# A question about fractional derivatives

What would be the fractional derivative of any order 'b' of the function

$(a-x)$ ?

My guess is: $$\frac{d^{s}}{dx^{s}}(a-x)^{-1}= \frac{\Gamma(s+1)}{(a-x)^{s+1}}$$

Is this correct?

• I don't think that your guess is correct. The corresponding Rieman-Liouville fractional integral involves a Gauss hypergeometric function: hypergeometric2F1(1,1;1-s;x/a)/(a*(x^s)*Gamma(1-s)) – JJacquelin Jan 12 '14 at 11:21
• Your guess should be correct if the definition of the fractional derivatives was based on the Weyl's transform instead of the Rieman-Liouville transform, which should be not the usual definition. – JJacquelin Jan 12 '14 at 11:37
• Function 1-x or 1/(a-x)? – Anixx Dec 18 '14 at 14:22

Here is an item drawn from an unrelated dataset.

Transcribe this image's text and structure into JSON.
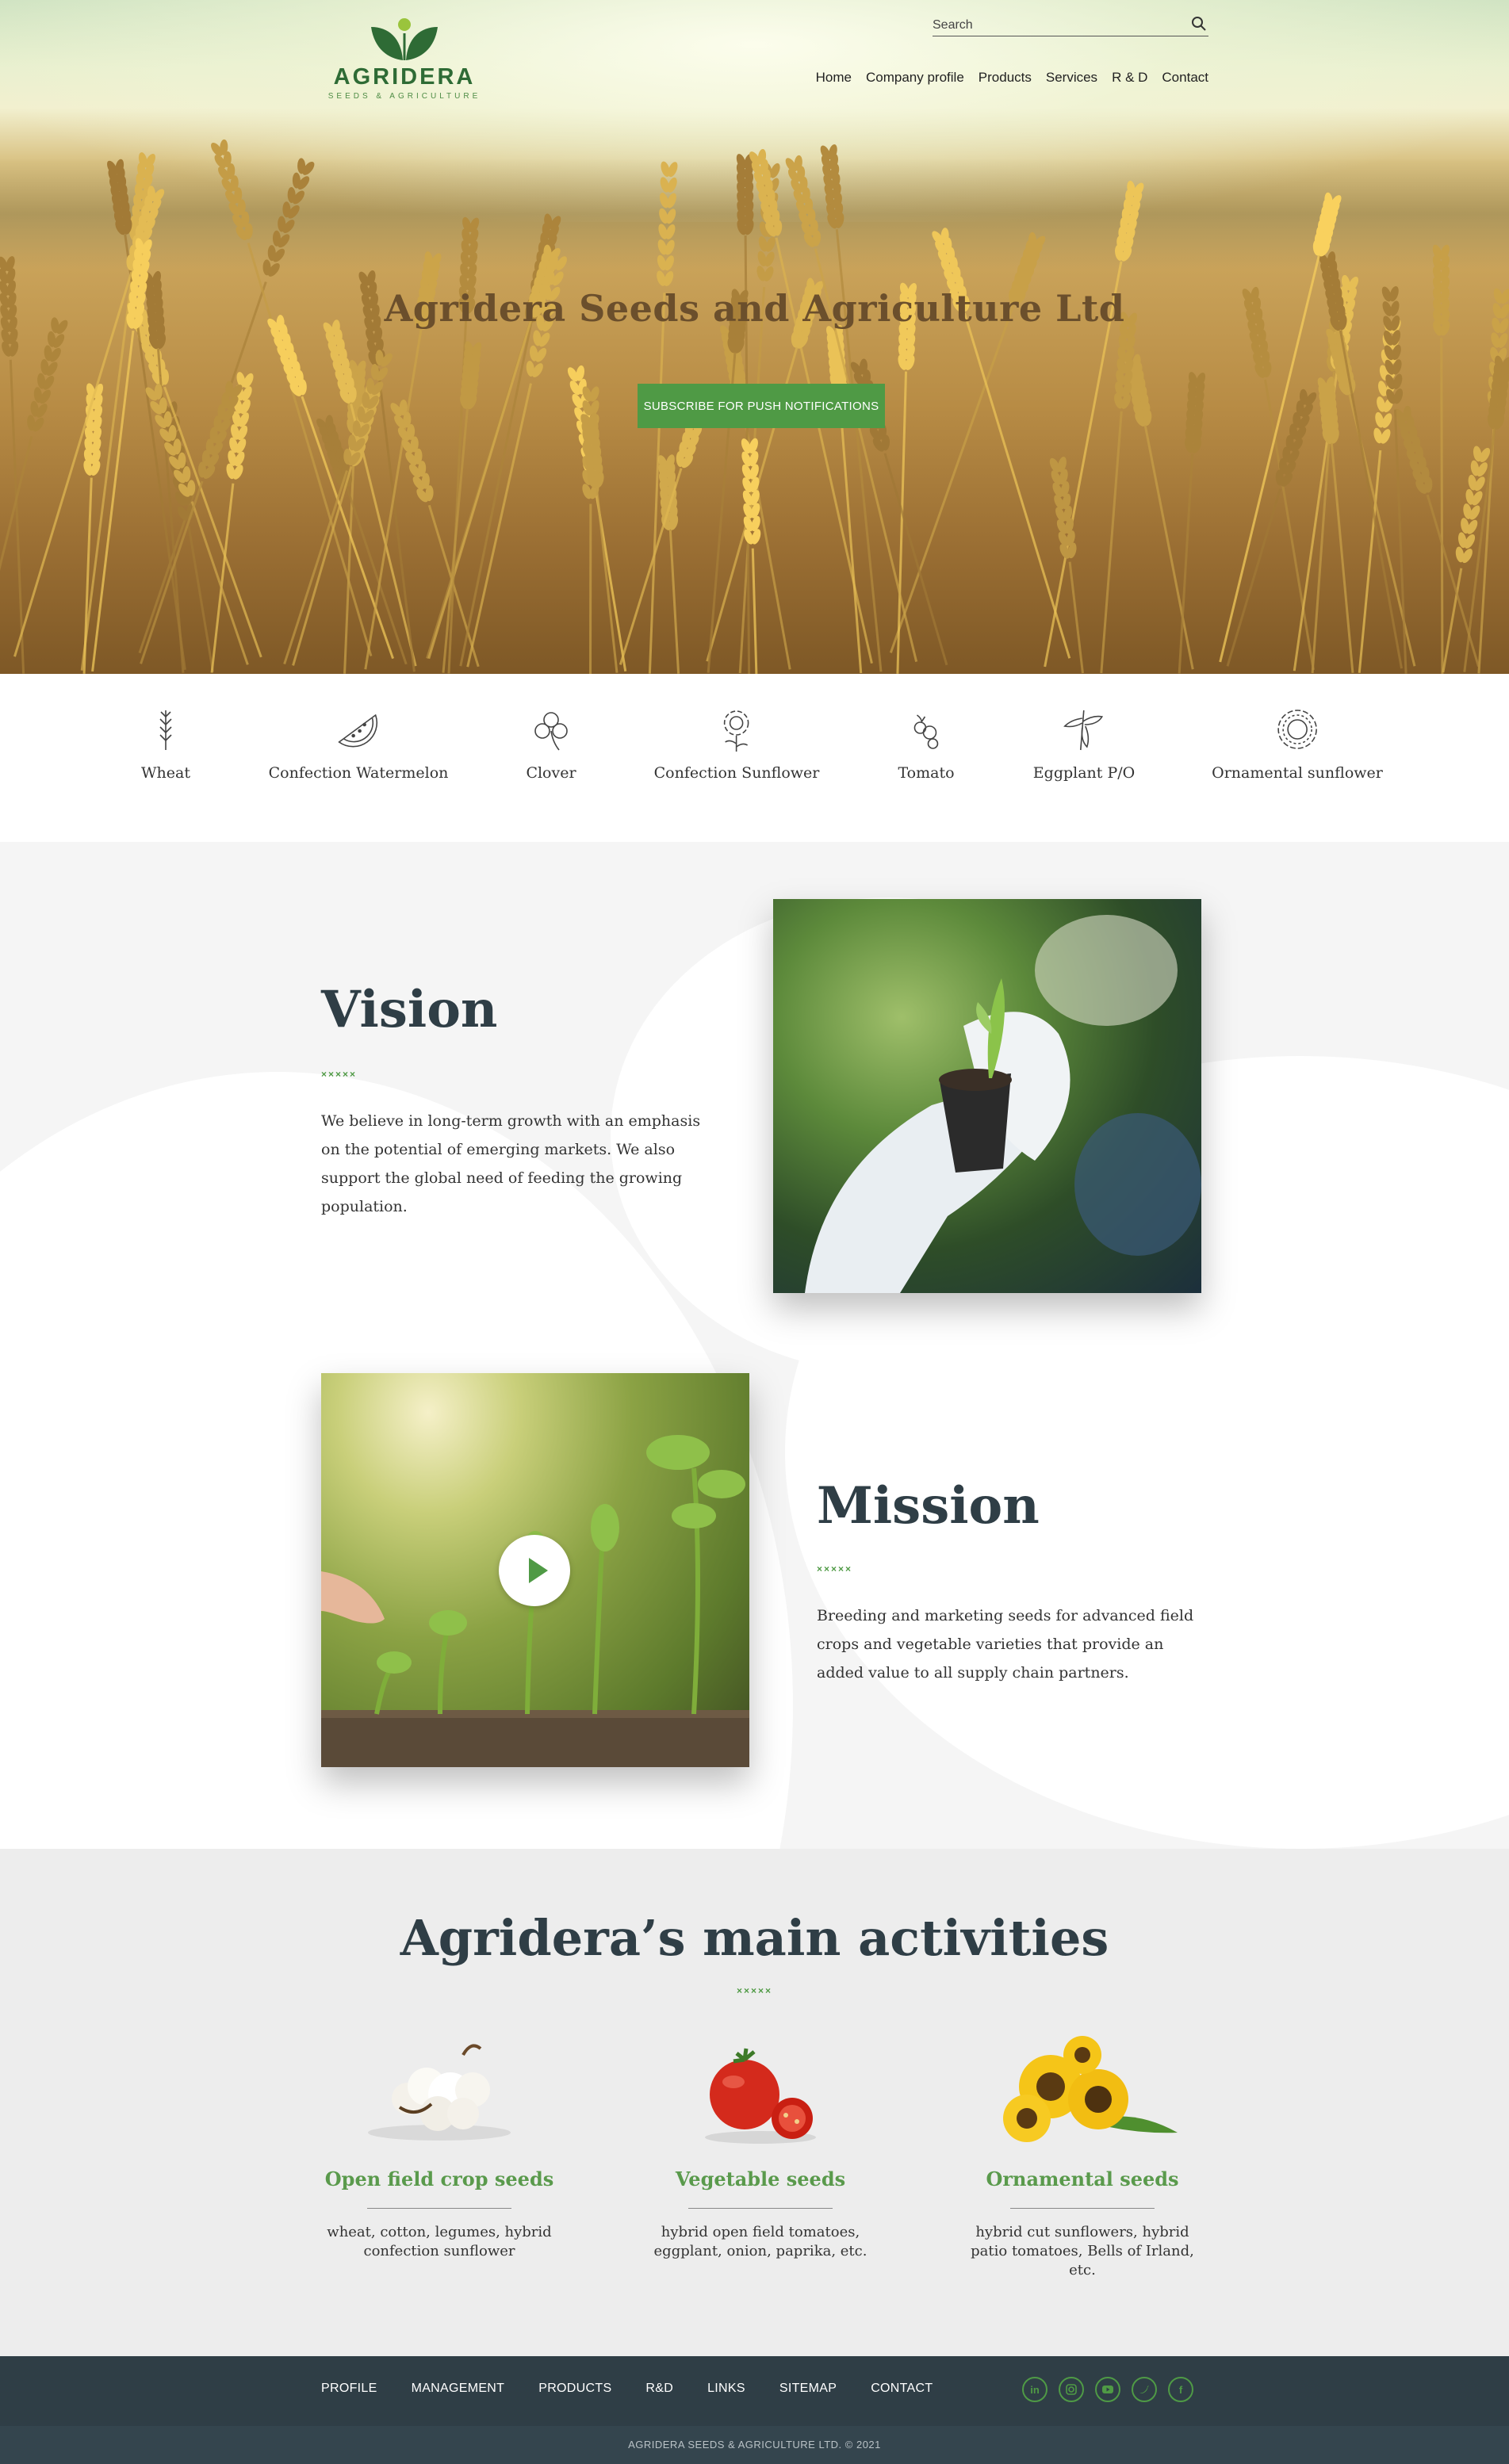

$$\frac{d^s}{dx^s}\frac1{a-x}=\frac{d^s}{dx^s}\frac{-1}{x-a}=\frac{-(x-a)^{-1-s}\left[\ln(x-a)-\gamma-\psi^{(0)}(-s)\right]}{\Gamma(-s)}$$
And for $s\in\mathbb N$,
$$=\lim_{k\to s}\frac{d^s}{dx^s}\frac{-1}{x-a}=\frac{-(x-a)^{-1-k}\left[\ln(x-a)-\gamma-\psi^{(0)}(-k)\right]}{\Gamma(-k)}$$
where $\gamma$ is the Euler-Mascheroni constant and $\psi^{(0)}$ is the digamma function